The physician said the public should take advantage of the two-day special vaccination drive that will take place in December.
“The government will be having the National Vaccination Day, I think December 5-7. This is our chance, we need to encourage everyone to get the booster if they haven’t gotten it for us to prepare so that when Christmad comes around, we are better protected against severe infection,” he said.
The BQ.1, which is a sublineage of omicron BA.5, is considered a variant of interest (VOI) by the European Center for Disease Control.
A VOI is coronavirus variant with genetic changes that are predicted or known to alter virus characteristics such as transmissibility, disease severity and immune escape.
Solante said the BQ.1 has so far been detected in 73 countries. It is driving up COVID-19 infections in the US, UK, and parts of Europe.
The possible increase in COVID-19 infections in the country due to the Omicron subvariant BQ.1 may only be less than 5,000 per day, Dr. Edsel Salvana said.

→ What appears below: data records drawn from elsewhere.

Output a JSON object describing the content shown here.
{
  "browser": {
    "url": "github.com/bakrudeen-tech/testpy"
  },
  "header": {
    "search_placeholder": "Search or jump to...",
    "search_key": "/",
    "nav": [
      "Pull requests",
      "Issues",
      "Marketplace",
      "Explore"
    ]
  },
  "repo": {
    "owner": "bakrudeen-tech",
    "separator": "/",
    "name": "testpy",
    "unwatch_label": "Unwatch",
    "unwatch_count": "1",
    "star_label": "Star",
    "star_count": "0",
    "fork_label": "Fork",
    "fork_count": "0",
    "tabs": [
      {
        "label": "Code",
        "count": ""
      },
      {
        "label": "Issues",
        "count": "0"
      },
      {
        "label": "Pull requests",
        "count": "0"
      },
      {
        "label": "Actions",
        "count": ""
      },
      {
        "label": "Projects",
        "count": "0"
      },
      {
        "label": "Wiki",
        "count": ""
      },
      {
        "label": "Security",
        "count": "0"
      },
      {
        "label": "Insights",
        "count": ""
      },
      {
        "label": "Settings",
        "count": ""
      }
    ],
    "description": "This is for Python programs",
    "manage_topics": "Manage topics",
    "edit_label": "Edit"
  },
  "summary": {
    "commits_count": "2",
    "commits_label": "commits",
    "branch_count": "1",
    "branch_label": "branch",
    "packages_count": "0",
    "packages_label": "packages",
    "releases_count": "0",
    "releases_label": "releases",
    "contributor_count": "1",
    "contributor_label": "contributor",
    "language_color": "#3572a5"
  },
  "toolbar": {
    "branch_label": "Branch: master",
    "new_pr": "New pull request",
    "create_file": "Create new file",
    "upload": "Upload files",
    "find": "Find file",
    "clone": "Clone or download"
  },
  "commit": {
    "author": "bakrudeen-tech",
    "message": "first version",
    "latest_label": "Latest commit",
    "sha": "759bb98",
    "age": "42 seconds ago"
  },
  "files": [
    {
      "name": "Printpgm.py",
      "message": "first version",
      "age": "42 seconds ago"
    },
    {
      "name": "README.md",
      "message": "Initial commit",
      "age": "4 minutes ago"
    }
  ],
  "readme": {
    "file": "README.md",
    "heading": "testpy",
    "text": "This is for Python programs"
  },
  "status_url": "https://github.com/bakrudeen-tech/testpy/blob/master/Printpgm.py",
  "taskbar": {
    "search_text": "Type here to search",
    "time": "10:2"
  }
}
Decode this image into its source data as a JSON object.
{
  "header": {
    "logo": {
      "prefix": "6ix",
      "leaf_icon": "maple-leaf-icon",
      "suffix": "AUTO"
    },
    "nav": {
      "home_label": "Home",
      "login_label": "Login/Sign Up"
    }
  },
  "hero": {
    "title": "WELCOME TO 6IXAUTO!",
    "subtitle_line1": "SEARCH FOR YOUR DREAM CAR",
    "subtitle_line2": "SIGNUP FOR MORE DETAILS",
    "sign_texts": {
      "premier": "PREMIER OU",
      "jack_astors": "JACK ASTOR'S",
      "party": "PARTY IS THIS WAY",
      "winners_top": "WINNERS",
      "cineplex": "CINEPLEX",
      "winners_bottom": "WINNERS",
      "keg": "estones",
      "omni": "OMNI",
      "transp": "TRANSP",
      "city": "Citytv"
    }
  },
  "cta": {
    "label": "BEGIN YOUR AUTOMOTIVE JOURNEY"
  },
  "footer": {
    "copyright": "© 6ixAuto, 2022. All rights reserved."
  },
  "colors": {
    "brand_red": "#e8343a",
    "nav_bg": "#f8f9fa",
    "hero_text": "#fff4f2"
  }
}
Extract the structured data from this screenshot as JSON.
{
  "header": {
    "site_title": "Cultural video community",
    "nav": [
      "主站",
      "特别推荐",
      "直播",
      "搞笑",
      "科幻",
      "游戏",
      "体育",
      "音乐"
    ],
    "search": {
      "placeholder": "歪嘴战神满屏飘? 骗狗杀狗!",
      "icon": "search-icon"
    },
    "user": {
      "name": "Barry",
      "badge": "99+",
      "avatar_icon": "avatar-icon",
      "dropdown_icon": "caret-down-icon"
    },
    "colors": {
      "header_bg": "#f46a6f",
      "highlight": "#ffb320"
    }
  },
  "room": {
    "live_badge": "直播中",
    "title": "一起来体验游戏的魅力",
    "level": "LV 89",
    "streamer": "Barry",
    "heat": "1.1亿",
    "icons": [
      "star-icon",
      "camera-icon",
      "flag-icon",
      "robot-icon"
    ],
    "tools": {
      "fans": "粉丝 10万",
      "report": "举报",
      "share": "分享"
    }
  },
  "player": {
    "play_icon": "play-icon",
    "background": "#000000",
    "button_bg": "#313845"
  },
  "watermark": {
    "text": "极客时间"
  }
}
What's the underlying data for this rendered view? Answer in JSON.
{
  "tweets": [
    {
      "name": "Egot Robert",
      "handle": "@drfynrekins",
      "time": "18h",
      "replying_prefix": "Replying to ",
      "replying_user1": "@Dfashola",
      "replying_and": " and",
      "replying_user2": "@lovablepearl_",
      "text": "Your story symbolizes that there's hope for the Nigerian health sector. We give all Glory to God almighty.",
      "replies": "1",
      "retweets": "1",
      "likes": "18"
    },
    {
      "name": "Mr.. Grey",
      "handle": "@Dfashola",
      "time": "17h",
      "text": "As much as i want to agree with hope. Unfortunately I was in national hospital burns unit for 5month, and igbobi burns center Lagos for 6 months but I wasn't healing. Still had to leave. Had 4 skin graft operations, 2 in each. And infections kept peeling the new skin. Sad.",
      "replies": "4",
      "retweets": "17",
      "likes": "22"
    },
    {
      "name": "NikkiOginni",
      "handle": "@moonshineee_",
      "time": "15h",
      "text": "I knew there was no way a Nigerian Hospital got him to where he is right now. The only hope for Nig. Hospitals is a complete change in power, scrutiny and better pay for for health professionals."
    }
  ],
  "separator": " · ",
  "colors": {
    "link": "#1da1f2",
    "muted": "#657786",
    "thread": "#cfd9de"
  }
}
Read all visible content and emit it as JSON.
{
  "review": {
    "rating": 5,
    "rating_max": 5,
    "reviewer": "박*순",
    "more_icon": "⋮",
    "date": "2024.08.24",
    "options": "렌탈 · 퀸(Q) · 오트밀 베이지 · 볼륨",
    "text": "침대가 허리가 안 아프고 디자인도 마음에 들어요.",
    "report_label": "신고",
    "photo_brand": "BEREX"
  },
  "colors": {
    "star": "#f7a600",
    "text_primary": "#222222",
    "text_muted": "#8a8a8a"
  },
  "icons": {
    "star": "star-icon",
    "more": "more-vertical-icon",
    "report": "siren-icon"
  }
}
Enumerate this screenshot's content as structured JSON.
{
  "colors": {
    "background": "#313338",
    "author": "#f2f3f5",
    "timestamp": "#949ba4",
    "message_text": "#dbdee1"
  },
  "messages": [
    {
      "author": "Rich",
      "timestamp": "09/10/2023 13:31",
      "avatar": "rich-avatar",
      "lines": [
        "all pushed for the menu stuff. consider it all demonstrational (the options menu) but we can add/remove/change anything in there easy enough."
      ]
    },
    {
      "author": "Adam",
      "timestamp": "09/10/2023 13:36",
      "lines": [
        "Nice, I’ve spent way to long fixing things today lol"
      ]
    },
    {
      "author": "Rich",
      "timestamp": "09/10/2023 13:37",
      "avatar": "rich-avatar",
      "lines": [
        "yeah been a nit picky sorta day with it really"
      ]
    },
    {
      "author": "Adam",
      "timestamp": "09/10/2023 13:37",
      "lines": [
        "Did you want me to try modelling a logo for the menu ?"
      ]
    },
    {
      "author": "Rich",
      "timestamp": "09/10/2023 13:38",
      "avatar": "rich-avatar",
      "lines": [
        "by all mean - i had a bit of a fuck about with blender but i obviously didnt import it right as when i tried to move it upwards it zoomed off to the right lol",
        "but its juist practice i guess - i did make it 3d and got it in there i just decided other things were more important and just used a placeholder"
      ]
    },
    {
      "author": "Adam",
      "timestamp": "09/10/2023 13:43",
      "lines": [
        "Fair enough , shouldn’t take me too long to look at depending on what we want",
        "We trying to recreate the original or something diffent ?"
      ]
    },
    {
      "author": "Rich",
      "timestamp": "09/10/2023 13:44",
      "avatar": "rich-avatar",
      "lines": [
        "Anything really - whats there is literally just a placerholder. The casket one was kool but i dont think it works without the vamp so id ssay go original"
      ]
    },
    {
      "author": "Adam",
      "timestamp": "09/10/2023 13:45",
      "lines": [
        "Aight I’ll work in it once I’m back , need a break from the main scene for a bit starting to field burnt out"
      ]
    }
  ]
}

In a public briefing, Salvana said COVID-19 cases may rise with the detection of BQ.1, a sublineage of the highly transmissible Omicron BA.5 subvariant.
However, he said most of these new cases are expected to be mild only if those infected are fully vaccinated and have received their booster shots.
“I think that if BQ.1 does cause a higher number of cases, it’s not that big. Maybe that won’t exceed 5,000 cases, and then most of them will be mild and won’t need to be hospitalized,” Salvana said.
DOH officer-in-charge Maria Rosario Vergeire said BQ.1 is “more transmissible and highly immune evasive” compared to other Omicron subvariants.
However, Salvana, who is also a member of the DOH Technical Advisory Group, said there is no evidence to prove yet that the BQ.1 is a more severe subvariant.
“BA.5 is the dominant subvariant in the world. Experts see that it has additional mutations that can increase its immune escape against infections in our vaccines, but there is no evidence that it is more severe,” he said.
Salvana also stressed that the current vaccines available in the country are still effective in preventing severe diseases caused by a COVID-19 infection.
“WHO has also said that the protection of our current vaccines is still effective. Even if it is not the
bivalent, the monovalent or the old vaccine remains effective in preventing severe disease,” he said.
“Although because it’s a new subvariant, and it’s the same lineage as Omicron, there are still more infections that get through but most of these are going to be mild,” he added.
The DOH earlier said they are in the process of negotiations with vaccine manufacturers Moderna and Pfizer regarding the procurement of the bivalent COVID-19 vaccines that could better protect against the Omicron variant.
The DOH also said these second-generation vaccines would be available in the country by the end of December.